Nature is the foundation on which grace builds, the potential that grace actualizes. Thus, nature is more “inalienable” than grace. It is primordial and foundational.
On the other hand, grace is more excellent. Rather, the man with grace is what God wants; it is the man fully alive. (It is not “grace” that God wants, but the man graced.)
There are natural virtues and supernatural virtues. Some so extol the natural virtues that the supernatural virtues seem to be left aside, not to have a home, to be ancillary, secondary – afterthoughts. This is all wrong.
Pope Leo XIII condemns them in his Testem benevolentiae: “It is hard to understand that those who are imbued with Christian wisdom could prefer natural virtues to supernatural ones and ascribe to them a greater efficacy and fruitfulness” (DS 3343).
Related to this perverse esteem for natural over supernatural virtues is the esteem for “active” over contemplative virtues. The pope continues: “From this kind of contempt for the evangelical virtues, wrongly called passive, it was likely to follow that a disregard for the religious life would also gradually pervade minds. And that this is commonly the case with the champions of the new opinions, we gather from some of their sayings about the vows that are pronounced in religious orders. For they say that these vows are very remote from the spirit of our time inasmuch as they restrict the field of liberty; that they are suited to weak souls rather than to strong ones; and that they have absolutely no value to foster Christian perfection and the good of human society, but are rather an obstacle and a hindrance to both.” DS 3345.
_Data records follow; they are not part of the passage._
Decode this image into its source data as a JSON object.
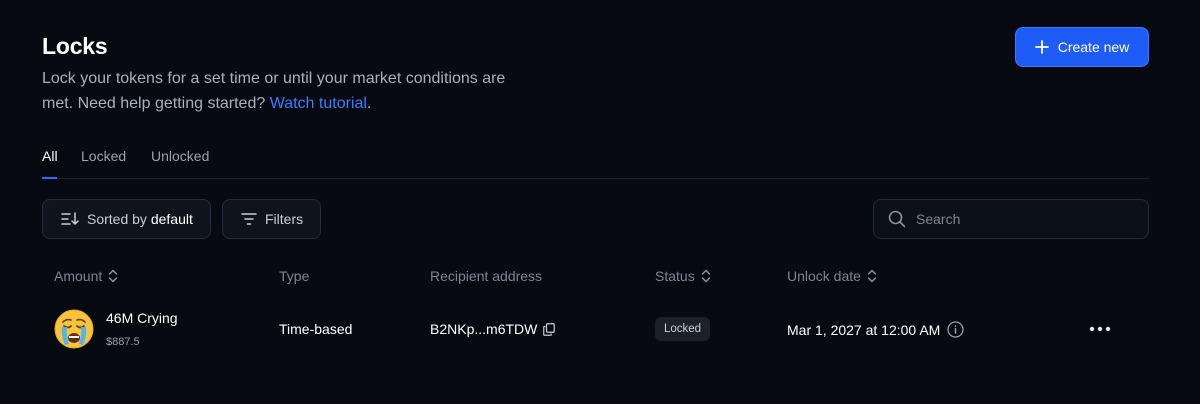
{
  "header": {
    "title": "Locks",
    "description": "Lock your tokens for a set time or until your market conditions are met. Need help getting started?",
    "tutorial_link": "Watch tutorial",
    "create_label": "Create new"
  },
  "tabs": [
    {
      "label": "All",
      "active": true
    },
    {
      "label": "Locked",
      "active": false
    },
    {
      "label": "Unlocked",
      "active": false
    }
  ],
  "controls": {
    "sort_prefix": "Sorted by",
    "sort_value": "default",
    "filters_label": "Filters",
    "search_placeholder": "Search"
  },
  "table": {
    "columns": [
      "Amount",
      "Type",
      "Recipient address",
      "Status",
      "Unlock date"
    ],
    "rows": [
      {
        "token_name": "46M Crying",
        "token_value": "$887.5",
        "type": "Time-based",
        "recipient": "B2NKp...m6TDW",
        "status": "Locked",
        "unlock_date": "Mar 1, 2027 at 12:00 AM"
      }
    ]
  },
  "colors": {
    "background": "#070a11",
    "accent": "#1d5cf5",
    "link": "#3d7bff"
  }
}
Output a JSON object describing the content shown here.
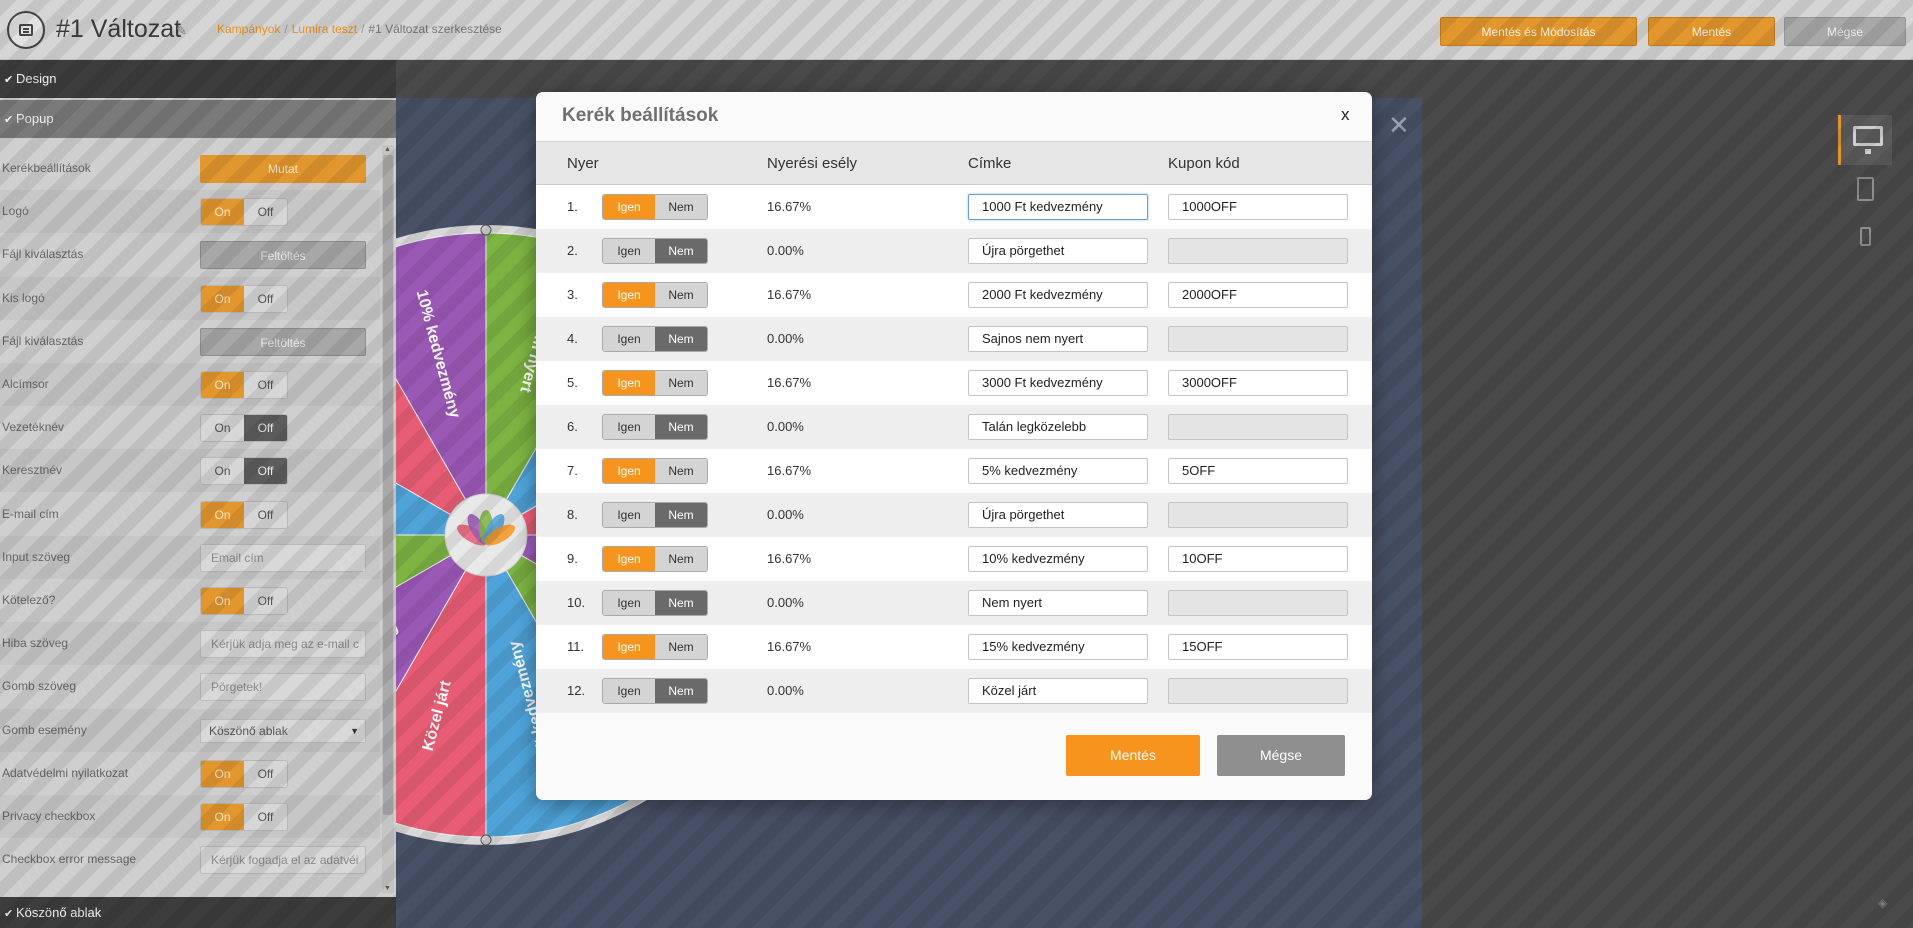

The pope condemns this “Americanist” ideology.
It is great that people want to cultivate natural virtues. “But there is one thing that is necessary, Martha, and Mary has chosen the better part.” Our Lord decidedly favors the supernatural virtues and the contemplative over the active. The Holy Church decidedly esteems the religious life over other forms of life. The Holy Church decidedly esteems the monastic life over the active religious life.
Do we need a variety of callings in the Church? Without question. Yet, there is a greater rank in terms of finality and excellence in the contemplative religious traditions. If we lose sight of this, we will set our compasses wrong and follow out a trajectory of “workaholism”. Too much work. Not enough prayer.
Society today thinks it has no use for monks. So did the so-called Reformation. But in fact we need the monks and the nuns. We need those who live seemingly useless lives, dedicated solely to God. We need to see that this life is but a passing act of preparation for the final act of consummation. Here we have no lasting home. What are we doing, carving out heaven on earth? So perverse. So short-sighted. We want heaven on earth and heaven after earth. Thus, our minds are divided. We are not simple of heart. We go on consuming, eating, journeying, … and banking on God forever. What about contempt for the world and love of God? What about “zeal for your house will consume me”? What about “the single of heart”?